Having a legally separated entity, where the entire staff will focus on economic development, will remove the feeling of competition. The Jefferson City Area Regional Economic Partnership will be a membership-based 501(c)(6) nonprofit that has a regional focus. While a few members who are on the steering committee for the Jefferson City Area Regional Economic Partnership are also Jefferson City Area Chamber members, such as Davidson and Mayor Carrie Tergin, Davidson ensures this is temporary while they search for a founding board of directors and staff, including a chief executive officer. 

It’s our intent to involve that area in economic development as the theme of ‘the rising tide lifting everyone’s boat.’”
 — Jeff Davidson

“There’s a lot of cross-pollination between the two entities right now on the initial steering committee so we can make sure that it stands up and that both organizations are funded well, fiscally stable, and ready to take on minds of their own and function as standalone entities,” he says. 

The Jefferson City Area Regional Economic Partnership is halfway to their fundraising goal of $600,000 to $700,000. A full transition is planned after the national search for a CEO is complete. 

“We have a very, very high bar for this person,” Davidson says. “Most likely they’ll come from outside the community and be a seasoned professional in economic development — it won’t be their first rodeo at all.”

Maintaining a clear division of duties is high on the priority list. The efforts to expand Jefferson City businesses will remain a key part of the chamber, while both organizations will work in sync on some topics like workforce development. As the chamber assists with training entrepreneurs, the Jefferson City Area Regional Economic Partnership can tackle overall economic issues with an emphasis on economic development and educating interested individuals on the Capital City’s central location and low cost of living. 

The Jefferson City Area Regional Economic Partnership is expected to launch by the second business quarter of the year. Davidson is looking forward to a fresh opportunity. 

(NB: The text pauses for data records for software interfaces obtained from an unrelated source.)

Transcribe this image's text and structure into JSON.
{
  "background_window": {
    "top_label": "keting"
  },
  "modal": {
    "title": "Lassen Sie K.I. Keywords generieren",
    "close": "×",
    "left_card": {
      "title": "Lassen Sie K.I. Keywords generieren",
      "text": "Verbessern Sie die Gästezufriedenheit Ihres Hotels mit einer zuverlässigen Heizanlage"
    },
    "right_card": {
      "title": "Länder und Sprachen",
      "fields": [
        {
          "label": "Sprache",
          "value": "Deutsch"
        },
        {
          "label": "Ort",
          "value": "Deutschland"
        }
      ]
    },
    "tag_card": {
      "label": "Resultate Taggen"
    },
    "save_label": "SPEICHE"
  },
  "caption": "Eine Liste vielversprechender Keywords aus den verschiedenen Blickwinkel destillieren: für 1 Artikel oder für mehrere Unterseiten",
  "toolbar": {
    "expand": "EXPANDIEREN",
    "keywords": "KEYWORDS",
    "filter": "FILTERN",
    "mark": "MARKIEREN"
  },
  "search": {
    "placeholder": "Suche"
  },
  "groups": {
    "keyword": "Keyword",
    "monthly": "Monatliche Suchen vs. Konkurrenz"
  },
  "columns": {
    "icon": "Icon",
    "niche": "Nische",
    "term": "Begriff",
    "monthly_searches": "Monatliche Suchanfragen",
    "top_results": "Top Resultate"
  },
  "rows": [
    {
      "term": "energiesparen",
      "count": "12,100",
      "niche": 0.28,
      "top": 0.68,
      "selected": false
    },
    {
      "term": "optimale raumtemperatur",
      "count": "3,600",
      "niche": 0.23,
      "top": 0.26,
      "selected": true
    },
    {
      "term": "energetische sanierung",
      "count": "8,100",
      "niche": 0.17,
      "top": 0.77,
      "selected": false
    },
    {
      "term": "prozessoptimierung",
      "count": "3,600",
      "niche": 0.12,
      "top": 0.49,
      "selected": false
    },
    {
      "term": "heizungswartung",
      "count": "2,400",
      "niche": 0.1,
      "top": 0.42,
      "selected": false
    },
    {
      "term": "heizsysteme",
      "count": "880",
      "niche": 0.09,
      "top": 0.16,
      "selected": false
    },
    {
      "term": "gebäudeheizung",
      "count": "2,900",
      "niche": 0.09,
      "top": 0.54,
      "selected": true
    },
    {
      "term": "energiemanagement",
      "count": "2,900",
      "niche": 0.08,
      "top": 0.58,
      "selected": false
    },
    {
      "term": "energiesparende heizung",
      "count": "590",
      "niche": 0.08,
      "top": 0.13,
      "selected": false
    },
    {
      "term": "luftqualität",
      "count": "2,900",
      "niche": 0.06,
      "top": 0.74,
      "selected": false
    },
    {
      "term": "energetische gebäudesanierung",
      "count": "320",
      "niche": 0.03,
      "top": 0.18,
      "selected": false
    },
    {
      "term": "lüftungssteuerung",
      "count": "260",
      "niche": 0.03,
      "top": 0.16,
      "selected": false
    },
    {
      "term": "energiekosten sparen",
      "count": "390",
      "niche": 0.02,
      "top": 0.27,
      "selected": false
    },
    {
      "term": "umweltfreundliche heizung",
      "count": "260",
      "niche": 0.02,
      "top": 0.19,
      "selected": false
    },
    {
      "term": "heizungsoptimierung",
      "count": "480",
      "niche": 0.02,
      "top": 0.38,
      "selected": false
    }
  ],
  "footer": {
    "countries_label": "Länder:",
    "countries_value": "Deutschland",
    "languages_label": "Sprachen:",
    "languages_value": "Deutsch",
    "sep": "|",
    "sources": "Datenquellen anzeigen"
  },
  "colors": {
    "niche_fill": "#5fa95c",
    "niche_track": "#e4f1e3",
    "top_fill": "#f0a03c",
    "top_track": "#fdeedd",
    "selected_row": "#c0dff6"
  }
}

“The birth of something new, I think, is always exciting,” he says. “There’s never been this level of public and private money going together to push economic development forward in central Missouri. Seeing what that target budget is for economic development and seeing private dollars come in as well as public dollars — it’s going to be a new level of energy and focus for economic development.”